In the video, she reveals her rehearsal dress to her grandmother, who had worn it as her own wedding dress, except now it had been cut into two pieces at the waist. When the seamstress started pulling apart the vintage dress so that it could properly fit Ms. Dalena, the bride had an idea. “I said, ‘Why don’t you leave it in two pieces, since that’s a new style?’” she recalled.
“A lot of people hated it and said that I had turned it into a Shein two-piece dress,” she said, referring to the fast-fashion retailer. “But I thought it would mean more to me and my family to wear a dress that was passed down.”
Other budget-minded modern brides are picking wedding dresses that they can wear again, or that can be used for multiple looks.
“The opportunity to re-wear a big white dress may be slim to none,” said Alexandra Macon, the founder and chief executive of Over the Moon, an e-commerce business focused on weddings. Instead, she said, brides are seeking out “pieces that can easily be found at a more accessible price point, look like a million bucks and can often be re-worn.”
And there is a strong demand for convertible dresses, which proved popular at this year’s New York Bridal Fashion Week. Convertible dresses can be adapted to various style silhouettes through detachable sleeves or straps, for example, or with an overskirt, jacket or bolero. It might involve removing a train, which avoids the nightmare of bustling.

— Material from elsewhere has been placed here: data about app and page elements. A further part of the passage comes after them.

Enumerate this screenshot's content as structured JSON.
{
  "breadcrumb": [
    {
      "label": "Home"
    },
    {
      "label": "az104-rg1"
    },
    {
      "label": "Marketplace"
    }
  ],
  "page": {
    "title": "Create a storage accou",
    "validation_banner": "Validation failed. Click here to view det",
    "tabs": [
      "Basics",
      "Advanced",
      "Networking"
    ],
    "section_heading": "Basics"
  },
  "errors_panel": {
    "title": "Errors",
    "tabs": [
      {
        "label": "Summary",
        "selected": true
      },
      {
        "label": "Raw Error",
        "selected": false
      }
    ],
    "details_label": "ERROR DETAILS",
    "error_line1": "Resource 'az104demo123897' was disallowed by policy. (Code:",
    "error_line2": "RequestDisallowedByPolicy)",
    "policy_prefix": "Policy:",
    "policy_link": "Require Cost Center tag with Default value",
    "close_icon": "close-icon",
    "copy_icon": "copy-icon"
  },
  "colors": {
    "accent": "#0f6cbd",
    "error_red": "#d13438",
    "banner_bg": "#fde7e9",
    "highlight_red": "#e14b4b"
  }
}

“We have tons of brides always emailing us and calling us, asking, ‘Do you have dresses that can be two-in-one?’” said Susan Wilson, the manager of Blue Bridal Boutique in Denver. She often gets requests for variations like a detachable overskirt over a pantsuit.
“I think brides want to get the most bang for their buck, and styles aren’t as traditional as they used to be,” she said. “I really think times are changing.”